◆ The input
-- Opening Marker --

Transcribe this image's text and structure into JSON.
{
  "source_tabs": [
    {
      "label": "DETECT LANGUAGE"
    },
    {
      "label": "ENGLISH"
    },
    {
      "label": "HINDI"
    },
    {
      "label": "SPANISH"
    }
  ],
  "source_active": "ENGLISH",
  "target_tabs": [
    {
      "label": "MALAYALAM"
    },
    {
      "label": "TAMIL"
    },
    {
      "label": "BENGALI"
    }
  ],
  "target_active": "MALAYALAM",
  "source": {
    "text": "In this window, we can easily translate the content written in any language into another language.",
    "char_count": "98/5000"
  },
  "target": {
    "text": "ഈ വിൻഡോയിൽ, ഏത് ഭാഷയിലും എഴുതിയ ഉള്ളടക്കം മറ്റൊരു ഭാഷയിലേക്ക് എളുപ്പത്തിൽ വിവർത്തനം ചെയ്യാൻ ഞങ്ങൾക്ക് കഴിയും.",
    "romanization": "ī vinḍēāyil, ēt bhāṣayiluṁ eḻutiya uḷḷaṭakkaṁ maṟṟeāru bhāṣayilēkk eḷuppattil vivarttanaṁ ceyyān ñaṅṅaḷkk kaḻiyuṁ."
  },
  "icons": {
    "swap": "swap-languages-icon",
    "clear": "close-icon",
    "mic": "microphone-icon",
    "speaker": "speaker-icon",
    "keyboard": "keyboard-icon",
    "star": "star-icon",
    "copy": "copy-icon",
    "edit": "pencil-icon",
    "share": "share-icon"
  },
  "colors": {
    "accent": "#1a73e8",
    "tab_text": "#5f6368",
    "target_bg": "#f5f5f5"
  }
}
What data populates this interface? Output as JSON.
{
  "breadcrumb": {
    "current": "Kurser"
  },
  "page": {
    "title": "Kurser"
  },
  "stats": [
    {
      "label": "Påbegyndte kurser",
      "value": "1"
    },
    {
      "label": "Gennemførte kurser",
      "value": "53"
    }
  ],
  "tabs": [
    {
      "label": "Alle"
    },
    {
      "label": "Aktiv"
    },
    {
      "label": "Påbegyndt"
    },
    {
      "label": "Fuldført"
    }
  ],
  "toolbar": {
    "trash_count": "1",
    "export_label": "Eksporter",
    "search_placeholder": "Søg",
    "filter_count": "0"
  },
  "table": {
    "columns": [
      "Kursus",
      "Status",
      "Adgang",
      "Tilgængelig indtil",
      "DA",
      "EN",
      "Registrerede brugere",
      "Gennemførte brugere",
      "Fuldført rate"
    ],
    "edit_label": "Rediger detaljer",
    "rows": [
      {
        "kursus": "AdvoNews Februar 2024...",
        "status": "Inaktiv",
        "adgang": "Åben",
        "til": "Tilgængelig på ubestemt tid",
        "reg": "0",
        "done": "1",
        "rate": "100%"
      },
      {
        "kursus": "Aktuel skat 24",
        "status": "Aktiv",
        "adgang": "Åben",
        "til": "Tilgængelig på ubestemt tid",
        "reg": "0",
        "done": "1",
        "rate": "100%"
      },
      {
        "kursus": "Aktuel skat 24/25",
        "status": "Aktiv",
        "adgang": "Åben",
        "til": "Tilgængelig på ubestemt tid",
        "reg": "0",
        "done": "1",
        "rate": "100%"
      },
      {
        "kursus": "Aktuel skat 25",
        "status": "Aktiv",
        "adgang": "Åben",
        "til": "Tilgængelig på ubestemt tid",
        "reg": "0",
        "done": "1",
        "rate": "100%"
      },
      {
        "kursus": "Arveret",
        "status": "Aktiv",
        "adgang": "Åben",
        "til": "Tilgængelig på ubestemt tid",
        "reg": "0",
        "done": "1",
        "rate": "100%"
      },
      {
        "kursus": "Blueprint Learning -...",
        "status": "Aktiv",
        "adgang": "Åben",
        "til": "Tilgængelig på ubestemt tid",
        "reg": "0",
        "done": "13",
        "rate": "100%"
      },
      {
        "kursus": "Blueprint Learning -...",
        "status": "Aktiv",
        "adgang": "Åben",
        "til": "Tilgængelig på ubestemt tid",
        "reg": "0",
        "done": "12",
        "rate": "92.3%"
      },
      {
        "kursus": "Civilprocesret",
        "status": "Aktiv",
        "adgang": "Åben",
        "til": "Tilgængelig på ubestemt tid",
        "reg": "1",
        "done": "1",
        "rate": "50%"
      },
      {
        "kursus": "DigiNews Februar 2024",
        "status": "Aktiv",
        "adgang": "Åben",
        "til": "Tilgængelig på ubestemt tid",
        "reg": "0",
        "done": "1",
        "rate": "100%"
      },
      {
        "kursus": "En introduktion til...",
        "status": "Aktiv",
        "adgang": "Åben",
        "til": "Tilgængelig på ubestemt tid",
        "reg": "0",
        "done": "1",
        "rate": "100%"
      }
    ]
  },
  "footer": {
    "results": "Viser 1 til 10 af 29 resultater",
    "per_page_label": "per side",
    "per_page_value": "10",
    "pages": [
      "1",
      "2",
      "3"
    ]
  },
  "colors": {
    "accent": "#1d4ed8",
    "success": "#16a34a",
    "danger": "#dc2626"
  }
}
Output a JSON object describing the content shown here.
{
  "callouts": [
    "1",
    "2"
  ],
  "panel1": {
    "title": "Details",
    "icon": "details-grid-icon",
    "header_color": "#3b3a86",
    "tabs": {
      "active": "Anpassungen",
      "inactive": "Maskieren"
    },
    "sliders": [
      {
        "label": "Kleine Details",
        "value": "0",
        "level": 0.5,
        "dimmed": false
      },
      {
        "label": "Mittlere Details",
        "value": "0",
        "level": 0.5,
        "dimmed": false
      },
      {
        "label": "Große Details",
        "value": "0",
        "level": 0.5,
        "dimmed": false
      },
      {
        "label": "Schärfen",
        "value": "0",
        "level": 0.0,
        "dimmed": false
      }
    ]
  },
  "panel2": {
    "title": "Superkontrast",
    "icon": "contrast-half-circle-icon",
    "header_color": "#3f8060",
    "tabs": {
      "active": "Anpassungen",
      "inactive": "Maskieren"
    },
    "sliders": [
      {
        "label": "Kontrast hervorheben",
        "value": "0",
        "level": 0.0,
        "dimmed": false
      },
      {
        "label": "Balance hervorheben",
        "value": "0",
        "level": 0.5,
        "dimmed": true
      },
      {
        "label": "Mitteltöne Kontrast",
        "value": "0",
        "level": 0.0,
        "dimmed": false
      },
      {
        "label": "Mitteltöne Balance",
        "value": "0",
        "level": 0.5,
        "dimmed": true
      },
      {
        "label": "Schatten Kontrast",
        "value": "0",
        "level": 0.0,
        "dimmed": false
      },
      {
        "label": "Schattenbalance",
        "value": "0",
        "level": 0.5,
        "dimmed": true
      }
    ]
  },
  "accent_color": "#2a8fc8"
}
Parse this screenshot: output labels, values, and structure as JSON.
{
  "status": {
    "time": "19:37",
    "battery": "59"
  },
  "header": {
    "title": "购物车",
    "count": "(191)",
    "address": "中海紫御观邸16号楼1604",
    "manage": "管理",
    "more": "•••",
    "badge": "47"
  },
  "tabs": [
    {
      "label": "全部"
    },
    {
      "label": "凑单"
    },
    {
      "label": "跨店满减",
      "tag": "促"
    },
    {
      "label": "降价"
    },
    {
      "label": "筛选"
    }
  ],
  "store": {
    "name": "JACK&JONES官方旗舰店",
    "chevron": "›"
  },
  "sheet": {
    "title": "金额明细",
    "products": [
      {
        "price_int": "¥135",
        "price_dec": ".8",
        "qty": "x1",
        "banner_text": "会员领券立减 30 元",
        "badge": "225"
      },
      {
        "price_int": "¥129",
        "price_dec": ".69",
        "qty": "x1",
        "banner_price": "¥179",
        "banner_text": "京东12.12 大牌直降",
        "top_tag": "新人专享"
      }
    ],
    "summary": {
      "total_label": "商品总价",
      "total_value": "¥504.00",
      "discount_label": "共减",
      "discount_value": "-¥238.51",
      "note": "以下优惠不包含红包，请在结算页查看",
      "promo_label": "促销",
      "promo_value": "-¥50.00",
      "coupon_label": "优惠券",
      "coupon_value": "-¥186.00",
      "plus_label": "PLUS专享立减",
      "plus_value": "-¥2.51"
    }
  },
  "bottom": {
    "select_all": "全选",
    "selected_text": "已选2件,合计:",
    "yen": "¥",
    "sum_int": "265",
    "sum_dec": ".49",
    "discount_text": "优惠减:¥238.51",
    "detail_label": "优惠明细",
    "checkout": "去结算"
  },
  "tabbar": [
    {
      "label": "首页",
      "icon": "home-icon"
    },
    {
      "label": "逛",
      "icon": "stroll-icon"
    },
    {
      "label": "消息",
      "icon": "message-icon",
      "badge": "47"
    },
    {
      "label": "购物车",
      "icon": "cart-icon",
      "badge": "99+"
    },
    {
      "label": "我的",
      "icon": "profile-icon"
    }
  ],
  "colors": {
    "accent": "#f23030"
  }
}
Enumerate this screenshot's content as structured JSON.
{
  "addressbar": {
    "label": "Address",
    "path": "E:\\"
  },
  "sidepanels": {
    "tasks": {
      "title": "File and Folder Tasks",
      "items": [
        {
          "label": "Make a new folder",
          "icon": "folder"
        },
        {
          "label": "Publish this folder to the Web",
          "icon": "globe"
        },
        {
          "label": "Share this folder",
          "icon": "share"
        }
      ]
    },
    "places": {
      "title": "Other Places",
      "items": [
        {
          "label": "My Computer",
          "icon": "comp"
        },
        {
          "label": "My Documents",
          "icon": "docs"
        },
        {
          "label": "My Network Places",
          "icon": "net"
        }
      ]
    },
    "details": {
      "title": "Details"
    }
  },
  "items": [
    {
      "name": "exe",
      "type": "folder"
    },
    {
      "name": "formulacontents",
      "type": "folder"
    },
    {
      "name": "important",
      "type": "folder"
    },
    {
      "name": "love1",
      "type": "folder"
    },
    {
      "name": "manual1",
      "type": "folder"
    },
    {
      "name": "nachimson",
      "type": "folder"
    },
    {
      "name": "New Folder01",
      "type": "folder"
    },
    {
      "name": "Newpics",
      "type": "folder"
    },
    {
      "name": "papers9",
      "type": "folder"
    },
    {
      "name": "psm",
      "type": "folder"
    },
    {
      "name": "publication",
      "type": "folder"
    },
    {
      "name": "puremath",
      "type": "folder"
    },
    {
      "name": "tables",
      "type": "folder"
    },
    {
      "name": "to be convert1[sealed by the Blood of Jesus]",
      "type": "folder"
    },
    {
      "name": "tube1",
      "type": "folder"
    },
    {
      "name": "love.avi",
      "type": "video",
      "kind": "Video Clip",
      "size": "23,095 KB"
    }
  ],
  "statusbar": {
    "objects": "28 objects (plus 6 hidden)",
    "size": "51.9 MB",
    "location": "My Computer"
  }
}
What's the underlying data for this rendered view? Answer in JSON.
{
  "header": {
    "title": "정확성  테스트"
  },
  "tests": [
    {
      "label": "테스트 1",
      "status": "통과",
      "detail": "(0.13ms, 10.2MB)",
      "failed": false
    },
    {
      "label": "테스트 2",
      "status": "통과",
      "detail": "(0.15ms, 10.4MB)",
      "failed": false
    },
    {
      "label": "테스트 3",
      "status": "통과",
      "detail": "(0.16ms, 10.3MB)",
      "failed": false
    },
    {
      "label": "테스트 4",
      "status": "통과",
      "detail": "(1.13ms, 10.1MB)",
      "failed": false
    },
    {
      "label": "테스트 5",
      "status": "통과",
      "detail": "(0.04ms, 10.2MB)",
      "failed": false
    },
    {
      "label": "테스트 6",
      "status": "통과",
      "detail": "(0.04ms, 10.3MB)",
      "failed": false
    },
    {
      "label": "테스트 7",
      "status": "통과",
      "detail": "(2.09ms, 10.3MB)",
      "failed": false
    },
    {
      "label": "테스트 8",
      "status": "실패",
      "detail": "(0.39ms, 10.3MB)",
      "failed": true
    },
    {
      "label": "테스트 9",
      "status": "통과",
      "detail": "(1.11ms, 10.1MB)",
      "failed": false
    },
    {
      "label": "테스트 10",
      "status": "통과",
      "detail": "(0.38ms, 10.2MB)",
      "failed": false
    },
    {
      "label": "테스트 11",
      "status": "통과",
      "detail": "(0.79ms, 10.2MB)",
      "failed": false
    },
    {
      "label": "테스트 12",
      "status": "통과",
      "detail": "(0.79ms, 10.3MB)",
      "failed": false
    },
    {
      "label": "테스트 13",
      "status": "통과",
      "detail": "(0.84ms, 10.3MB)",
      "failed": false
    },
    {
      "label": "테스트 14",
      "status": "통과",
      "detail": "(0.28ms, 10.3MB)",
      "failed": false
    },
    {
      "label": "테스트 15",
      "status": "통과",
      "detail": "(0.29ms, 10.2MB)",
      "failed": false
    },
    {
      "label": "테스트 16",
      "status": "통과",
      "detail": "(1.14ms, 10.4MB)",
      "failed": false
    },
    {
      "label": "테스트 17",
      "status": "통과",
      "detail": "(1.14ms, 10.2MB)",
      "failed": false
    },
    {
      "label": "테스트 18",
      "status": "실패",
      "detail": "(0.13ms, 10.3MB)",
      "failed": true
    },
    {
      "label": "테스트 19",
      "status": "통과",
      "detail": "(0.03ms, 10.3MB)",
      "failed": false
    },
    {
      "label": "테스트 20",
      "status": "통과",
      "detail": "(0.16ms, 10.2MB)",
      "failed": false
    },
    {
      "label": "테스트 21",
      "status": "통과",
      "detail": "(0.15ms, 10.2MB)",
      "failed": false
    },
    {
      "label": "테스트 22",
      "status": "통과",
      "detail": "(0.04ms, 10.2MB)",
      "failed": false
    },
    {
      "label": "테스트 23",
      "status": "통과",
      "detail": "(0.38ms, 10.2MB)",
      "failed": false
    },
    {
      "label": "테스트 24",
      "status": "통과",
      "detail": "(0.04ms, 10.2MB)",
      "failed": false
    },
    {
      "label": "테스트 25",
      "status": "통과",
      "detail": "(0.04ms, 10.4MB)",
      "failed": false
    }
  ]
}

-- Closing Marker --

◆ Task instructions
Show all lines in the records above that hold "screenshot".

◆ Result of this exercise
Parse this screenshot: output labels, values, and structure as JSON.
Enumerate this screenshot's content as structured JSON.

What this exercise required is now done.